|Subject||The Entrepreneur's Entreprenerial Opportunity Evaluation:|
Opportunity and Individual Characteristics
|Department||Department of Industrial Engineering and Management||Supervisors||MR Avi Fiegenbaum (Deceased)|
|PROFESSOR EMERITUS Miriam Erez|

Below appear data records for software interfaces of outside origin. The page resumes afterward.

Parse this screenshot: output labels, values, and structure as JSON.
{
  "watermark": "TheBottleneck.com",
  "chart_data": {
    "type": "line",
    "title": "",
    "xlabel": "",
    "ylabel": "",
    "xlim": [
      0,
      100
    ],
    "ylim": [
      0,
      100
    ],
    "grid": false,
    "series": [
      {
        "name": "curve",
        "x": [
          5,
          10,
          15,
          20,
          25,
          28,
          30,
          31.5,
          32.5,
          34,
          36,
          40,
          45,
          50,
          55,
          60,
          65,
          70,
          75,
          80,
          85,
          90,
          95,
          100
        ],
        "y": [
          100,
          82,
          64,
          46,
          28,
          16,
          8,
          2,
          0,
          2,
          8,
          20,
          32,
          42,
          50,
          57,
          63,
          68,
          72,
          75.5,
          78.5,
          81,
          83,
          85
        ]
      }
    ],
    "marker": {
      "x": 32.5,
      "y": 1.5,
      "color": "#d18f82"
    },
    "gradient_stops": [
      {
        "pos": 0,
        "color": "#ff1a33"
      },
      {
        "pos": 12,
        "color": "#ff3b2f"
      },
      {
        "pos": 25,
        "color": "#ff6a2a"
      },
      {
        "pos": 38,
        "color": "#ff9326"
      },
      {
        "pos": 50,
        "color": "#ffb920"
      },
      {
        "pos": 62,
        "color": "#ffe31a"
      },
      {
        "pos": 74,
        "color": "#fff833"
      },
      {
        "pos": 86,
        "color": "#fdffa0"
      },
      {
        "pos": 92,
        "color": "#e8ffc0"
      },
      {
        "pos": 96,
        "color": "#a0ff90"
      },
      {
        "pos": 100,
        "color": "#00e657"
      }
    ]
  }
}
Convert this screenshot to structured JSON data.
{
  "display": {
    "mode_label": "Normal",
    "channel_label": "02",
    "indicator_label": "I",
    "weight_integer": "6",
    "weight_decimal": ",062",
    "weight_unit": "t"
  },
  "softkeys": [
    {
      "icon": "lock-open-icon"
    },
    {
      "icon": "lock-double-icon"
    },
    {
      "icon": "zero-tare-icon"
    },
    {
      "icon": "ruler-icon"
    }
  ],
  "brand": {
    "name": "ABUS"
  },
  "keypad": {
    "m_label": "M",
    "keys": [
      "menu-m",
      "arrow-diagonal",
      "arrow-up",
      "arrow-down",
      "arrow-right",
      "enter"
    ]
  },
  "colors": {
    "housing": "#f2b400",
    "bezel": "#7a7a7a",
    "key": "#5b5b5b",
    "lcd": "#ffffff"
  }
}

The current study focuses on the entrepreneur point of view in entrepreneurial opportunity evaluation (EOE) and proposes a new framework centered on two perspectives affecting the EOE: the multifaceted characteristics of the opportunity (industry size and competition; product market and technological innovation, entrepreneur's familiarity with the market and commitment to the opportunity) and the characteristics of the entrepreneur who evaluates the opportunity (prior entrepreneurial experience and personal dispositions for risk taking and initiative). The EOE outcomes are the decision to exploit an opportunity and its expected profit. Our basic research hypothesis, linking EOE characteristics and outcomes, postulates that the EOE outcome will be higher when the attractiveness of the opportunity characteristics increases. We also compare the relative importance of the opportunity characteristics emphasized by the Resource Based View perspective, with those opportunity characteristics emphasized by the Market Based View perspective. In addition, we suggest that EOE will be higher for entrepreneurs who are more, rather than less experienced, and oriented toward risk taking and initiative.
Using conjoint analyses the following major findings were revealed. First, both the opportunity characteristics and the entrepreneur’s individual characteristics had an impact, although different ones, on the decision to exploit an opportunity, and on its expected profit. Second, the opportunity’s RBV perspective found to have more impact on the decision to exploit an opportunity than the MBV perspective, and there were ambiguous findings regarding the expected profit. Third, the entrepreneur’s personal dispositions toward both risk taking and initiative effects the decision to exploit, but only risk taking propensity effects the expected profit.